The English Emblem Tradition: Volume 4: William Camden, H.G., and Otto van Veen
This volume of the Index Emblematicus deals with three early seventeenth-century works: Remaines of a Greater Worke Concerning Britaine, by William Camden; The Mirrour of Maiestie, by H.G.; and Otto van Veen's Amorum Emblemata. Camden's Remaines is noteworthy for using imprese in language as pictorial image; for mixing imprese with cognizance; and for considering impresa itself as the identity of the individual rather than as a general principle. H.G.'s Mirrour is remarkable in that every one of its emblems consists of a personal heraldic coat of arms of an identified statesman twinned with a pictorial engraving, motto, and epigram on an opposite page.

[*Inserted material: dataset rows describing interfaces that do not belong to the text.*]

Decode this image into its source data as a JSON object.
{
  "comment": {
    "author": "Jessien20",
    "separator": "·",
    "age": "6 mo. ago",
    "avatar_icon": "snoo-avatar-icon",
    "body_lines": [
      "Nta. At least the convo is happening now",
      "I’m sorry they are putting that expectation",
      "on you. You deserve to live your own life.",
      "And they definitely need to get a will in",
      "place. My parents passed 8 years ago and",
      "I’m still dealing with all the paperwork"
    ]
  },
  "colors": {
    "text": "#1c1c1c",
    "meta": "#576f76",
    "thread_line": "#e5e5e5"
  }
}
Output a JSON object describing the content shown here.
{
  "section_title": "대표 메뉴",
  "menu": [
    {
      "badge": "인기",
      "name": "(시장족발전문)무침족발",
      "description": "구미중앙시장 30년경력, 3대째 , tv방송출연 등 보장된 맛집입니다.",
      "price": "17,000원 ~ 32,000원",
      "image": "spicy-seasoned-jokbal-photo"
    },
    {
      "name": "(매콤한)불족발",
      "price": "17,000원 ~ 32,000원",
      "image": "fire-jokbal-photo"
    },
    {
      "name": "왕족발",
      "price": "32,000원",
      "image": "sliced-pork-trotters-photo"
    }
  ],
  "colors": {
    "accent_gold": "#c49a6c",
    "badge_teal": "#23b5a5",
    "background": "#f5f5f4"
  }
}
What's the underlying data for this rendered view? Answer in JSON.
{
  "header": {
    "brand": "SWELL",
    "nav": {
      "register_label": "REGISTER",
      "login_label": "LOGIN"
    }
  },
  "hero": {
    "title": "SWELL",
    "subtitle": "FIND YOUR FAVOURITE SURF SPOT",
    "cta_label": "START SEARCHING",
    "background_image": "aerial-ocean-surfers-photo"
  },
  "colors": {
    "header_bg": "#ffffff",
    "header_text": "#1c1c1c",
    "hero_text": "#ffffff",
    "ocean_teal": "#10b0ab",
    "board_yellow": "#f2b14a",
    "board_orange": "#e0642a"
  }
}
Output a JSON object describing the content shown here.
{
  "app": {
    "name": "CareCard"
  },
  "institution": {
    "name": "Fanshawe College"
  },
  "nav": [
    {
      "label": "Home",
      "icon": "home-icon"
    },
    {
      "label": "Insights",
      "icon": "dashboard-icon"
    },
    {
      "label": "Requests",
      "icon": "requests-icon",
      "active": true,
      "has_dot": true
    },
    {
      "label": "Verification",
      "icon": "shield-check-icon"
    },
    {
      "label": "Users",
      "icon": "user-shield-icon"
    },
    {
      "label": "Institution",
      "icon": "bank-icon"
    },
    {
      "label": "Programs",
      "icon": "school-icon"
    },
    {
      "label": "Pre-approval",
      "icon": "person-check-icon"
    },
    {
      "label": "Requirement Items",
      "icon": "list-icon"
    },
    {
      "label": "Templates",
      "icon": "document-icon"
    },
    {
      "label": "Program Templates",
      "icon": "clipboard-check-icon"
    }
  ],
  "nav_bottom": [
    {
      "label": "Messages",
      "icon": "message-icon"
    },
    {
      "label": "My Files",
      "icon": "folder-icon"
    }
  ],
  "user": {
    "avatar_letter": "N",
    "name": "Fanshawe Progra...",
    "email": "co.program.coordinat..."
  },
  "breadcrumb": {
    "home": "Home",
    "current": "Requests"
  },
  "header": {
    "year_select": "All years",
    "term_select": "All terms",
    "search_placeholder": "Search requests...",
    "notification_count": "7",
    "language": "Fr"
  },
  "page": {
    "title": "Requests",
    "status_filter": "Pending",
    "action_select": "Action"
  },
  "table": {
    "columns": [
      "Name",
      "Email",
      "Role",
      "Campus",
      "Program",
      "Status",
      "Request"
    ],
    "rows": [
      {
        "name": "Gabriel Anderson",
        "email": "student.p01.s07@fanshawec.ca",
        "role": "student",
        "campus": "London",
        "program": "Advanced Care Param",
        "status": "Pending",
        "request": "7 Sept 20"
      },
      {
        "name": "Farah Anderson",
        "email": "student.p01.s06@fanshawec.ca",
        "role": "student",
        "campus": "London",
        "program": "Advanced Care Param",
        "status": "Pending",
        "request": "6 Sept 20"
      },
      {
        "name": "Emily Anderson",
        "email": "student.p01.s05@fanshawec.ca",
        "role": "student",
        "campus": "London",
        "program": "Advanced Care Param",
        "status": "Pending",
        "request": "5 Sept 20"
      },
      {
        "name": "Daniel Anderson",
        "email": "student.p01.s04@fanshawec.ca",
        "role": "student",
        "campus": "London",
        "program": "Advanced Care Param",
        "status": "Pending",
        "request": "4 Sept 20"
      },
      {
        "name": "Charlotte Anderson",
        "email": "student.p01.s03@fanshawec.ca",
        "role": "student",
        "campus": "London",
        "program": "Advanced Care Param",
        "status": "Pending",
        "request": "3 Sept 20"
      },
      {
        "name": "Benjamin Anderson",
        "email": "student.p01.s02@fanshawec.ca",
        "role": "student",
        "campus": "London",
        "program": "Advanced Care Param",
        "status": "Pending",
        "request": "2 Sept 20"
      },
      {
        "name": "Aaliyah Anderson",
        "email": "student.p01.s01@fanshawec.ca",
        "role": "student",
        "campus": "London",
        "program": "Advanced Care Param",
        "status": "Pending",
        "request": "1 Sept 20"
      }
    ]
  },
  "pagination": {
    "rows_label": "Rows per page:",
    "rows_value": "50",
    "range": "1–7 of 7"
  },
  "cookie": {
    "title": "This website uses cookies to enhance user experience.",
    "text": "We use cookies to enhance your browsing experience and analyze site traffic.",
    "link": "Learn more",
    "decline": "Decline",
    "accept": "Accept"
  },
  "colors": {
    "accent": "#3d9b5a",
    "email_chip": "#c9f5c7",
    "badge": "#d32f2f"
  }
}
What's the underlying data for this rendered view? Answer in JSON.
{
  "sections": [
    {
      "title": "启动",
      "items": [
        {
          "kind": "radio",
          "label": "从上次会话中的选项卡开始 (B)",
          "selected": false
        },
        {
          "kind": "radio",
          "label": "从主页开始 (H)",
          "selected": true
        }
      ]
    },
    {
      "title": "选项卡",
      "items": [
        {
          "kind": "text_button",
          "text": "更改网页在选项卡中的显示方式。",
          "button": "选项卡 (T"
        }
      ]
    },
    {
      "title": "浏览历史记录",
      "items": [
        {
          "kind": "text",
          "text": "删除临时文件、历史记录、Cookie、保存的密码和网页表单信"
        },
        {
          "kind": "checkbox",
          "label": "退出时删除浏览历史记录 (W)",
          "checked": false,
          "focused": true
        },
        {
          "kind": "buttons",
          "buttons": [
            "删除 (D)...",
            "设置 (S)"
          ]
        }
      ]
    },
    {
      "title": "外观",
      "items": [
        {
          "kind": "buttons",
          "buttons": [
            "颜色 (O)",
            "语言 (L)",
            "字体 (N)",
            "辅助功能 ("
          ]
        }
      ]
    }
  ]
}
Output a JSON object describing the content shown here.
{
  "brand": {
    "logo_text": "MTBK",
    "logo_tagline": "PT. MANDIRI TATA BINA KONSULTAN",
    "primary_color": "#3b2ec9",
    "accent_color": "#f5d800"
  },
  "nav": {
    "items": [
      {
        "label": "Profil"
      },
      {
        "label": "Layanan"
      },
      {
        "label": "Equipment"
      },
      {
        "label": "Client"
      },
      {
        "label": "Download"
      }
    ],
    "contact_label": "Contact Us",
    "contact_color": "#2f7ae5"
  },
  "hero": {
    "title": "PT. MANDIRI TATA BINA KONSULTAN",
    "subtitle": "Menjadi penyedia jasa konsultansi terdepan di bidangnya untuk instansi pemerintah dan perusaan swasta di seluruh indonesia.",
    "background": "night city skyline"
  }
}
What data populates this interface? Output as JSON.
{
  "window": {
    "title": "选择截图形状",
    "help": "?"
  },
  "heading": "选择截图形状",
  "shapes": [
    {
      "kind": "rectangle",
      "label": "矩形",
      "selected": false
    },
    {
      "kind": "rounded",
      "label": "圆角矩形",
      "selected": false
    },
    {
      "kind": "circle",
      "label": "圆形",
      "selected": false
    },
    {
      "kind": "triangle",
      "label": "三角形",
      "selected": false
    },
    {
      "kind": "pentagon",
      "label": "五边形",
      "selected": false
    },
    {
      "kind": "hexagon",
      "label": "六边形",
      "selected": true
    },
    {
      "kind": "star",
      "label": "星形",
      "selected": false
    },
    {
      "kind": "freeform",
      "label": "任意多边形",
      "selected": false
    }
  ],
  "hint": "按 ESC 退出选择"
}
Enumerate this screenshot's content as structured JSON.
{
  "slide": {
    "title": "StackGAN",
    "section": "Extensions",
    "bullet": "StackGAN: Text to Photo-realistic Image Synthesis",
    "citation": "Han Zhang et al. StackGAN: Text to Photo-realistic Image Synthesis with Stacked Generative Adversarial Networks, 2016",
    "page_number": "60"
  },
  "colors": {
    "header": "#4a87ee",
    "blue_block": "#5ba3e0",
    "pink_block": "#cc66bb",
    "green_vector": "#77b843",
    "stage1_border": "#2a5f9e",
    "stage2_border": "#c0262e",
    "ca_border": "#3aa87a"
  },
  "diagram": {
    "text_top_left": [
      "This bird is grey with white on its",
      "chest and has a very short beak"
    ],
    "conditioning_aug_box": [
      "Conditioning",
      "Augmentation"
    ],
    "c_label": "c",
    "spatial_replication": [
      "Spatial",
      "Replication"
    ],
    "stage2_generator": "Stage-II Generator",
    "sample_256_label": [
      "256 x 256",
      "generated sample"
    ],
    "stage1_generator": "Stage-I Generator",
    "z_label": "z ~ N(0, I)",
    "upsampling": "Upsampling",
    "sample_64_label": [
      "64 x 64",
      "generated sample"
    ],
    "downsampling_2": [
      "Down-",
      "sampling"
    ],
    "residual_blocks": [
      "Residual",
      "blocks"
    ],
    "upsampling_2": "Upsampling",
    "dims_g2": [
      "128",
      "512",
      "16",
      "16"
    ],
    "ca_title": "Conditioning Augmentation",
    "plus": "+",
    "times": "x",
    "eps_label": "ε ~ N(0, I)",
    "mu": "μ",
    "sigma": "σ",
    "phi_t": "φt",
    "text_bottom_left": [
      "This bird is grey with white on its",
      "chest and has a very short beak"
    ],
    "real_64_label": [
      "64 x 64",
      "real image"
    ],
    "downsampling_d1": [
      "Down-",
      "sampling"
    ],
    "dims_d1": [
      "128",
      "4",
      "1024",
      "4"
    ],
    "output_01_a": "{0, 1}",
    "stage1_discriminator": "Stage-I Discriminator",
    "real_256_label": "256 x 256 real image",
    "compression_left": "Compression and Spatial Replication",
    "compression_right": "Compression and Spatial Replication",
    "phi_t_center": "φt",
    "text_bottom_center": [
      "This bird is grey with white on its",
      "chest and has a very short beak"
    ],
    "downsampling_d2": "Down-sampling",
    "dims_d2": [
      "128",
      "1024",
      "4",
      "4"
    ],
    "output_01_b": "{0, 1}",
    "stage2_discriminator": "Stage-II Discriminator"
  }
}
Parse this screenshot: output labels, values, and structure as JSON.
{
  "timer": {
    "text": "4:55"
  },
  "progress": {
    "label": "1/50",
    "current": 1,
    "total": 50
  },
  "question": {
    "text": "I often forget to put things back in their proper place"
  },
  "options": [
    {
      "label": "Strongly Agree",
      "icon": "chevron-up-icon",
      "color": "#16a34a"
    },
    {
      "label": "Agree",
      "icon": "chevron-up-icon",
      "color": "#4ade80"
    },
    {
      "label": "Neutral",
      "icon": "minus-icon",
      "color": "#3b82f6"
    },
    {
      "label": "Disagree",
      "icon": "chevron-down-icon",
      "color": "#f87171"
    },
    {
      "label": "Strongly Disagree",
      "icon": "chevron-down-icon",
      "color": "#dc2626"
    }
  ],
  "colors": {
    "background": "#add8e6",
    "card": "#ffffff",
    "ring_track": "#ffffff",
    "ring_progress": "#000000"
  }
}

Van Veen's Emblemata enters literary history as a volume of emblem pictures consecrated to secular love experience, encapsulating some of the conventions of the sonnet sequences and having a strong influence on religious love literature.
Each book is reproduced with critical and bibliographic introductions, translation of the poems and mottos, descriptions of the emblems, and indices to the visual and verbal components of the works.
- Series: Index Emblematicus
- World Rights
- Page Count: 400 pages
- Dimensions: 8.8in x 1.3in x 11.3in
Author InformationPeter M. Daly is a professor emeritus in the Department of German Studies at McGill University.
Mary V. Silcox is Professor of English at McMaster University.
Subjects and Courses